Extracted data:

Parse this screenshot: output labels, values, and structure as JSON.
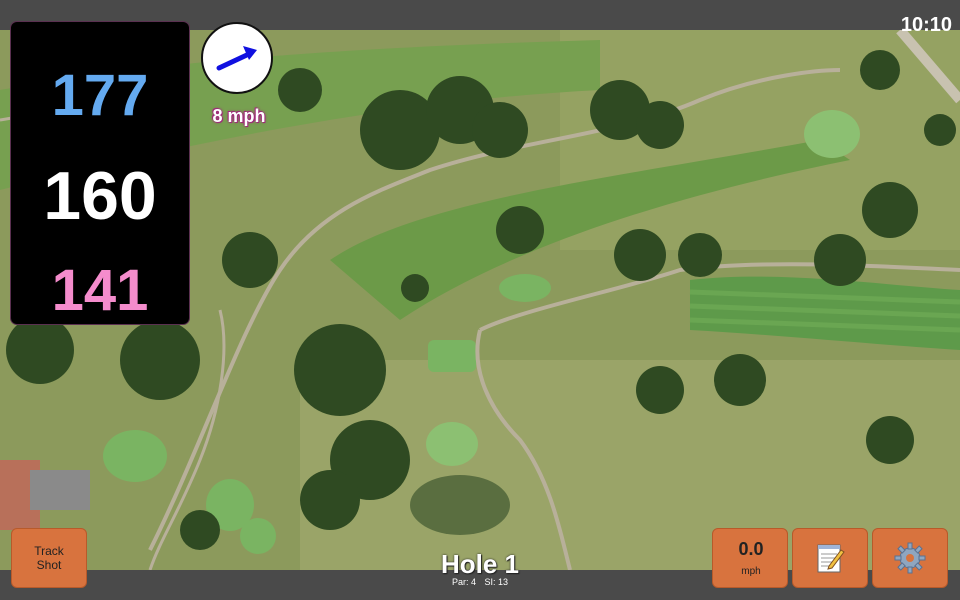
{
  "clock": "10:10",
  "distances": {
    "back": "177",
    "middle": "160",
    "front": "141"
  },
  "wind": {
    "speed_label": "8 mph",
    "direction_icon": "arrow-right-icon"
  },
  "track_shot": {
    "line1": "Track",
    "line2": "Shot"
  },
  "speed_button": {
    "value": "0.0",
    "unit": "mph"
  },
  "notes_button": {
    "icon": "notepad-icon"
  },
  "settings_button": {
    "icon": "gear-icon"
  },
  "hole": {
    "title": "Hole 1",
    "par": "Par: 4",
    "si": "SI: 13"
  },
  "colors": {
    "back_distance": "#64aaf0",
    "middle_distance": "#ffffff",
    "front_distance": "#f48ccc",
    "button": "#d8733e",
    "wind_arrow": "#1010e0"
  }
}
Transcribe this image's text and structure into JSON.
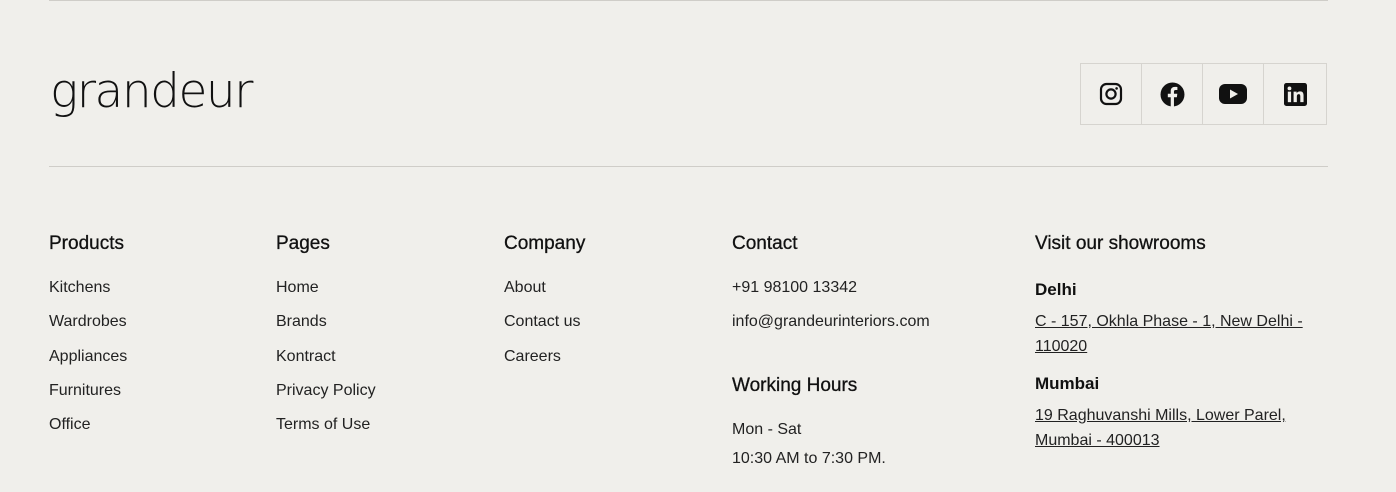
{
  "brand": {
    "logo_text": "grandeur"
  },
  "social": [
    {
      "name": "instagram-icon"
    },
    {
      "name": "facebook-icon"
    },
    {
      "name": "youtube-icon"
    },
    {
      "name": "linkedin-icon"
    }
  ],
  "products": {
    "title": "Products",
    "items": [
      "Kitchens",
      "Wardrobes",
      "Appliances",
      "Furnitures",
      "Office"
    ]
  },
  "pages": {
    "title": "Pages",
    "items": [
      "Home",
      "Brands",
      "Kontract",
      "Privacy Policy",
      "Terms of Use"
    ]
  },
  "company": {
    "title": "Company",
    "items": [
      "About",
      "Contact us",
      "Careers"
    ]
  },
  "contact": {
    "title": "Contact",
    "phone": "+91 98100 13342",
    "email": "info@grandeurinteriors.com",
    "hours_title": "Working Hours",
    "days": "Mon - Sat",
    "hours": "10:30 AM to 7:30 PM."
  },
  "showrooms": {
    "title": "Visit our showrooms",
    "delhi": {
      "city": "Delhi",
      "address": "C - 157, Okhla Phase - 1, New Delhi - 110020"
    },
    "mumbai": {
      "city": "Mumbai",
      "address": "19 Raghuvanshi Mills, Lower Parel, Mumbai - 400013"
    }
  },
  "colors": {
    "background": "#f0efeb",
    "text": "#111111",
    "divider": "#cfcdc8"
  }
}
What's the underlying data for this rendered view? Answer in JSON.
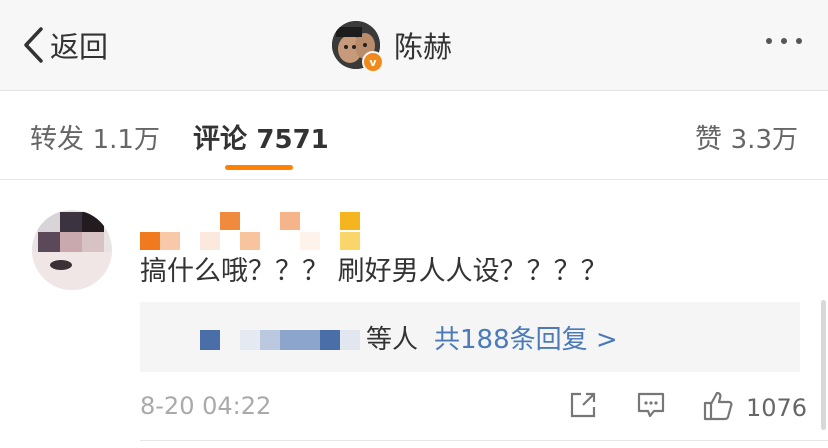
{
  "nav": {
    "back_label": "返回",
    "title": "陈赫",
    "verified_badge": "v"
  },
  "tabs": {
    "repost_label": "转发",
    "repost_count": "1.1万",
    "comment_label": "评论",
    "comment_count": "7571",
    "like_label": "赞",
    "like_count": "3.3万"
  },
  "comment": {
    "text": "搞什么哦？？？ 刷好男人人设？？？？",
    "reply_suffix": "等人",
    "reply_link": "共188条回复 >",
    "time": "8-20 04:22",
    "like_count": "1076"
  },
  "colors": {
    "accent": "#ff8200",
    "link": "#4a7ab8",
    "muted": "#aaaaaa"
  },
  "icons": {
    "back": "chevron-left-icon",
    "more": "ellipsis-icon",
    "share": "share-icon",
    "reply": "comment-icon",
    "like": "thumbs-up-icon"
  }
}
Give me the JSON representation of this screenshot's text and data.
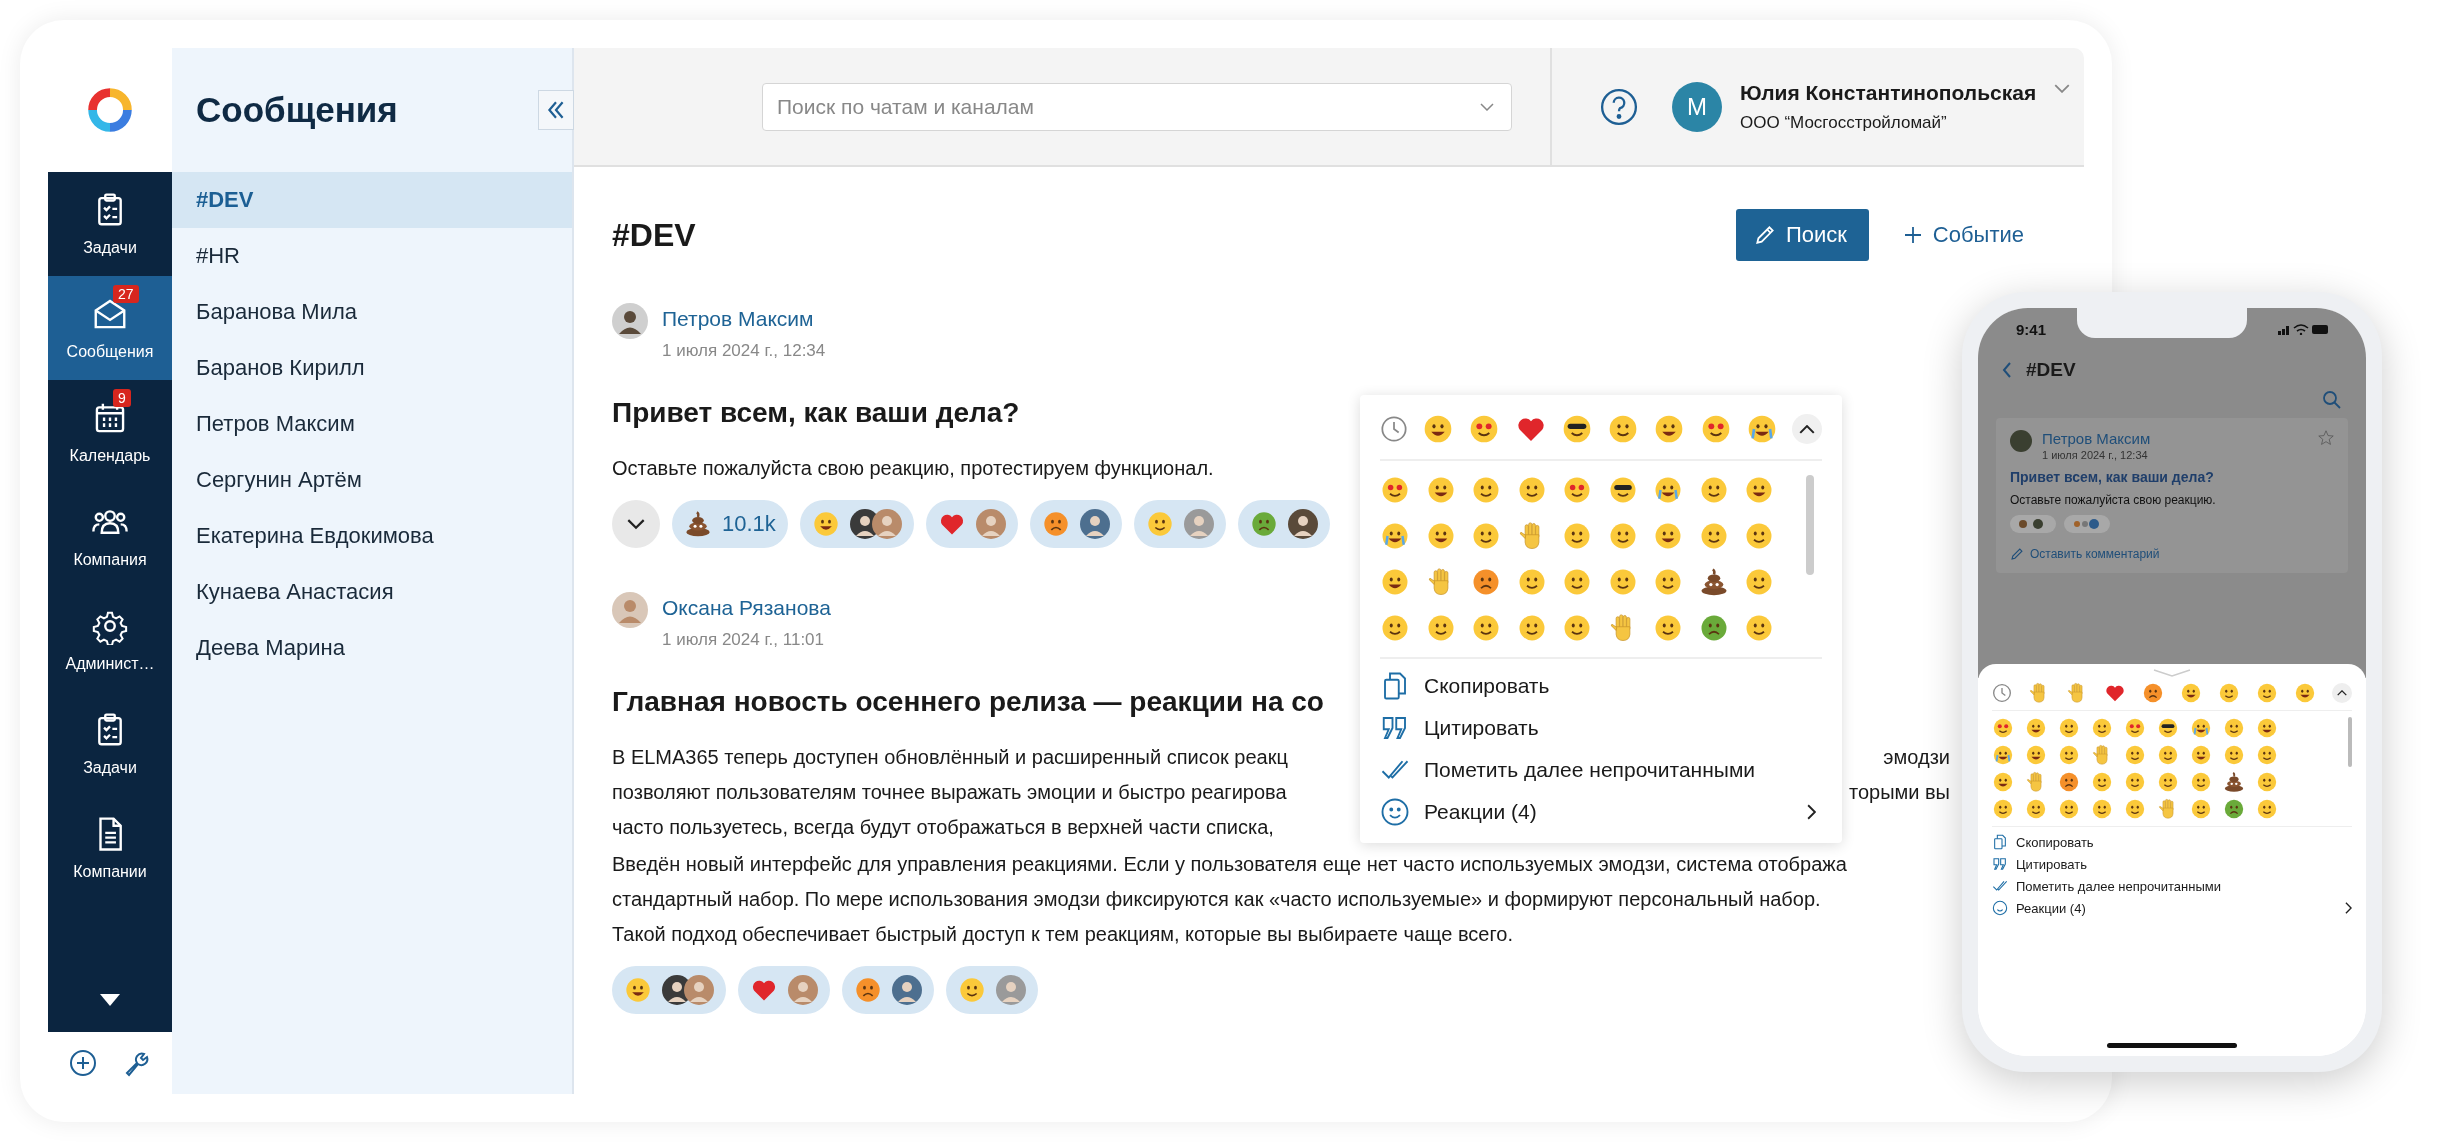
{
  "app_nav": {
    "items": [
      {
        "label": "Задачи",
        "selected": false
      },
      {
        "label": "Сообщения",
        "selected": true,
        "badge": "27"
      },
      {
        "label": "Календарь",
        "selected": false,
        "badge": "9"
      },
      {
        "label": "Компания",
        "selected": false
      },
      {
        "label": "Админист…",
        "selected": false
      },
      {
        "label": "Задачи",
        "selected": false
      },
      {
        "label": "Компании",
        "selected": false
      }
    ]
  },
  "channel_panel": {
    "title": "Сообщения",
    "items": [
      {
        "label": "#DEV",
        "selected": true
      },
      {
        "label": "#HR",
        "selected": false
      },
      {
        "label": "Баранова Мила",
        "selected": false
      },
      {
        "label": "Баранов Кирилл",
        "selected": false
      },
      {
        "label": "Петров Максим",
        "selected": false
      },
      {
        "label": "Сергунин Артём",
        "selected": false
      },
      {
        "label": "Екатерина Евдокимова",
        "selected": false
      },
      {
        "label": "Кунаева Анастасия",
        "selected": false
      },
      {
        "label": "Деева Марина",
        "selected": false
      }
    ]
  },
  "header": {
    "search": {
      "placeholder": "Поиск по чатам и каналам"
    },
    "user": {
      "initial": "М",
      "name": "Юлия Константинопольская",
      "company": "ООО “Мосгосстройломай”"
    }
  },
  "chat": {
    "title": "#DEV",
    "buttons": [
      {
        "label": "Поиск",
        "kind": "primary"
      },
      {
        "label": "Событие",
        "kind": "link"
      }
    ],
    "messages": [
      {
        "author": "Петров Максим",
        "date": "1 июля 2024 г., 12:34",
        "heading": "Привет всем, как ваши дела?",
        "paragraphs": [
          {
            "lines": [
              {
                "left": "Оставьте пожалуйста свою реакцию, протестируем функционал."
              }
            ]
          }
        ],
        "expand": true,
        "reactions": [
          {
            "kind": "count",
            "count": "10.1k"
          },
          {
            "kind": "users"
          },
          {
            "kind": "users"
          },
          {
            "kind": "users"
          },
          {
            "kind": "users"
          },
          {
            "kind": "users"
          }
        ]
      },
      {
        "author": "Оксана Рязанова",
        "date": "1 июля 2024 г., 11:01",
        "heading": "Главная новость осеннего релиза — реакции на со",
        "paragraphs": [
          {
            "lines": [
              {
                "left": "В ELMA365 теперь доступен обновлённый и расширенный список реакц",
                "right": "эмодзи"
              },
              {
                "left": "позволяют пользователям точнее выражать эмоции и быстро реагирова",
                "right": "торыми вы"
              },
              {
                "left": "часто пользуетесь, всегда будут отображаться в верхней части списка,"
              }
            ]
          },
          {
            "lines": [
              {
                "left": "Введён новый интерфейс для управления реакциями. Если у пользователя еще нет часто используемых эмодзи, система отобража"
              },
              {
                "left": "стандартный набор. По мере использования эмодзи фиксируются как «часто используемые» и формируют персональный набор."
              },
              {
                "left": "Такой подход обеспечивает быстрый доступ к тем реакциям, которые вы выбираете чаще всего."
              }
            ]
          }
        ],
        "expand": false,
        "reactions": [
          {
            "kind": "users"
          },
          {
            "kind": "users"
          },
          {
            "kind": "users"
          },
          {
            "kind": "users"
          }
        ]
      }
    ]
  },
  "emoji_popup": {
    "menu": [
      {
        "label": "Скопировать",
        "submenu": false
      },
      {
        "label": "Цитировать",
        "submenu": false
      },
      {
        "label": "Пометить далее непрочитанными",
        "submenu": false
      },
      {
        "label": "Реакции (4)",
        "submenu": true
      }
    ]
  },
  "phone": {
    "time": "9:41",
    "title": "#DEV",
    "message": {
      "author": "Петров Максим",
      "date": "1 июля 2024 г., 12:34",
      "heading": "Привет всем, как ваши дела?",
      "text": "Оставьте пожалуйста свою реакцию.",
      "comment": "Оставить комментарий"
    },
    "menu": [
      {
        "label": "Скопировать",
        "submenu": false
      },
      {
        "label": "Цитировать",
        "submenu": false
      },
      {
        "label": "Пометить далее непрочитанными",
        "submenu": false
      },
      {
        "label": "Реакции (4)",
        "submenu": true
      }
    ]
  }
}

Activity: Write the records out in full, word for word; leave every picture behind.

Response to this task:
Parse this screenshot: output labels, values, and structure as JSON.
{
  "clock": "10:10",
  "distances": {
    "back": "177",
    "middle": "160",
    "front": "141"
  },
  "wind": {
    "speed_label": "8 mph",
    "direction_icon": "arrow-right-icon"
  },
  "track_shot": {
    "line1": "Track",
    "line2": "Shot"
  },
  "speed_button": {
    "value": "0.0",
    "unit": "mph"
  },
  "notes_button": {
    "icon": "notepad-icon"
  },
  "settings_button": {
    "icon": "gear-icon"
  },
  "hole": {
    "title": "Hole 1",
    "par": "Par: 4",
    "si": "SI: 13"
  },
  "colors": {
    "back_distance": "#64aaf0",
    "middle_distance": "#ffffff",
    "front_distance": "#f48ccc",
    "button": "#d8733e",
    "wind_arrow": "#1010e0"
  }
}
Transcribe this image's text and structure into JSON.
{
  "brand": {
    "logo_text": "grandeur"
  },
  "social": [
    {
      "name": "instagram-icon"
    },
    {
      "name": "facebook-icon"
    },
    {
      "name": "youtube-icon"
    },
    {
      "name": "linkedin-icon"
    }
  ],
  "products": {
    "title": "Products",
    "items": [
      "Kitchens",
      "Wardrobes",
      "Appliances",
      "Furnitures",
      "Office"
    ]
  },
  "pages": {
    "title": "Pages",
    "items": [
      "Home",
      "Brands",
      "Kontract",
      "Privacy Policy",
      "Terms of Use"
    ]
  },
  "company": {
    "title": "Company",
    "items": [
      "About",
      "Contact us",
      "Careers"
    ]
  },
  "contact": {
    "title": "Contact",
    "phone": "+91 98100 13342",
    "email": "info@grandeurinteriors.com",
    "hours_title": "Working Hours",
    "days": "Mon - Sat",
    "hours": "10:30 AM to 7:30 PM."
  },
  "showrooms": {
    "title": "Visit our showrooms",
    "delhi": {
      "city": "Delhi",
      "address": "C - 157, Okhla Phase - 1, New Delhi - 110020"
    },
    "mumbai": {
      "city": "Mumbai",
      "address": "19 Raghuvanshi Mills, Lower Parel, Mumbai - 400013"
    }
  },
  "colors": {
    "background": "#f0efeb",
    "text": "#111111",
    "divider": "#cfcdc8"
  }
}
What's the underlying data for this rendered view? Answer in JSON.
{
  "nav": {
    "back_label": "返回",
    "title": "陈赫",
    "verified_badge": "v"
  },
  "tabs": {
    "repost_label": "转发",
    "repost_count": "1.1万",
    "comment_label": "评论",
    "comment_count": "7571",
    "like_label": "赞",
    "like_count": "3.3万"
  },
  "comment": {
    "text": "搞什么哦？？？ 刷好男人人设？？？？",
    "reply_suffix": "等人",
    "reply_link": "共188条回复 >",
    "time": "8-20 04:22",
    "like_count": "1076"
  },
  "colors": {
    "accent": "#ff8200",
    "link": "#4a7ab8",
    "muted": "#aaaaaa"
  },
  "icons": {
    "back": "chevron-left-icon",
    "more": "ellipsis-icon",
    "share": "share-icon",
    "reply": "comment-icon",
    "like": "thumbs-up-icon"
  }
}
Give me the JSON representation of this screenshot's text and data.
{
  "app_nav": {
    "items": [
      {
        "label": "Задачи",
        "selected": false
      },
      {
        "label": "Сообщения",
        "selected": true,
        "badge": "27"
      },
      {
        "label": "Календарь",
        "selected": false,
        "badge": "9"
      },
      {
        "label": "Компания",
        "selected": false
      },
      {
        "label": "Админист…",
        "selected": false
      },
      {
        "label": "Задачи",
        "selected": false
      },
      {
        "label": "Компании",
        "selected": false
      }
    ]
  },
  "channel_panel": {
    "title": "Сообщения",
    "items": [
      {
        "label": "#DEV",
        "selected": true
      },
      {
        "label": "#HR",
        "selected": false
      },
      {
        "label": "Баранова Мила",
        "selected": false
      },
      {
        "label": "Баранов Кирилл",
        "selected": false
      },
      {
        "label": "Петров Максим",
        "selected": false
      },
      {
        "label": "Сергунин Артём",
        "selected": false
      },
      {
        "label": "Екатерина Евдокимова",
        "selected": false
      },
      {
        "label": "Кунаева Анастасия",
        "selected": false
      },
      {
        "label": "Деева Марина",
        "selected": false
      }
    ]
  },
  "header": {
    "search": {
      "placeholder": "Поиск по чатам и каналам"
    },
    "user": {
      "initial": "М",
      "name": "Юлия Константинопольская",
      "company": "ООО “Мосгосстройломай”"
    }
  },
  "chat": {
    "title": "#DEV",
    "buttons": [
      {
        "label": "Поиск",
        "kind": "primary"
      },
      {
        "label": "Событие",
        "kind": "link"
      }
    ],
    "messages": [
      {
        "author": "Петров Максим",
        "date": "1 июля 2024 г., 12:34",
        "heading": "Привет всем, как ваши дела?",
        "paragraphs": [
          {
            "lines": [
              {
                "left": "Оставьте пожалуйста свою реакцию, протестируем функционал."
              }
            ]
          }
        ],
        "expand": true,
        "reactions": [
          {
            "kind": "count",
            "count": "10.1k"
          },
          {
            "kind": "users"
          },
          {
            "kind": "users"
          },
          {
            "kind": "users"
          },
          {
            "kind": "users"
          },
          {
            "kind": "users"
          }
        ]
      },
      {
        "author": "Оксана Рязанова",
        "date": "1 июля 2024 г., 11:01",
        "heading": "Главная новость осеннего релиза — реакции на со",
        "paragraphs": [
          {
            "lines": [
              {
                "left": "В ELMA365 теперь доступен обновлённый и расширенный список реакц",
                "right": "эмодзи"
              },
              {
                "left": "позволяют пользователям точнее выражать эмоции и быстро реагирова",
                "right": "торыми вы"
              },
              {
                "left": "часто пользуетесь, всегда будут отображаться в верхней части списка,"
              }
            ]
          },
          {
            "lines": [
              {
                "left": "Введён новый интерфейс для управления реакциями. Если у пользователя еще нет часто используемых эмодзи, система отобража"
              },
              {
                "left": "стандартный набор. По мере использования эмодзи фиксируются как «часто используемые» и формируют персональный набор."
              },
              {
                "left": "Такой подход обеспечивает быстрый доступ к тем реакциям, которые вы выбираете чаще всего."
              }
            ]
          }
        ],
        "expand": false,
        "reactions": [
          {
            "kind": "users"
          },
          {
            "kind": "users"
          },
          {
            "kind": "users"
          },
          {
            "kind": "users"
          }
        ]
      }
    ]
  },
  "emoji_popup": {
    "menu": [
      {
        "label": "Скопировать",
        "submenu": false
      },
      {
        "label": "Цитировать",
        "submenu": false
      },
      {
        "label": "Пометить далее непрочитанными",
        "submenu": false
      },
      {
        "label": "Реакции (4)",
        "submenu": true
      }
    ]
  },
  "phone": {
    "time": "9:41",
    "title": "#DEV",
    "message": {
      "author": "Петров Максим",
      "date": "1 июля 2024 г., 12:34",
      "heading": "Привет всем, как ваши дела?",
      "text": "Оставьте пожалуйста свою реакцию.",
      "comment": "Оставить комментарий"
    },
    "menu": [
      {
        "label": "Скопировать",
        "submenu": false
      },
      {
        "label": "Цитировать",
        "submenu": false
      },
      {
        "label": "Пометить далее непрочитанными",
        "submenu": false
      },
      {
        "label": "Реакции (4)",
        "submenu": true
      }
    ]
  }
}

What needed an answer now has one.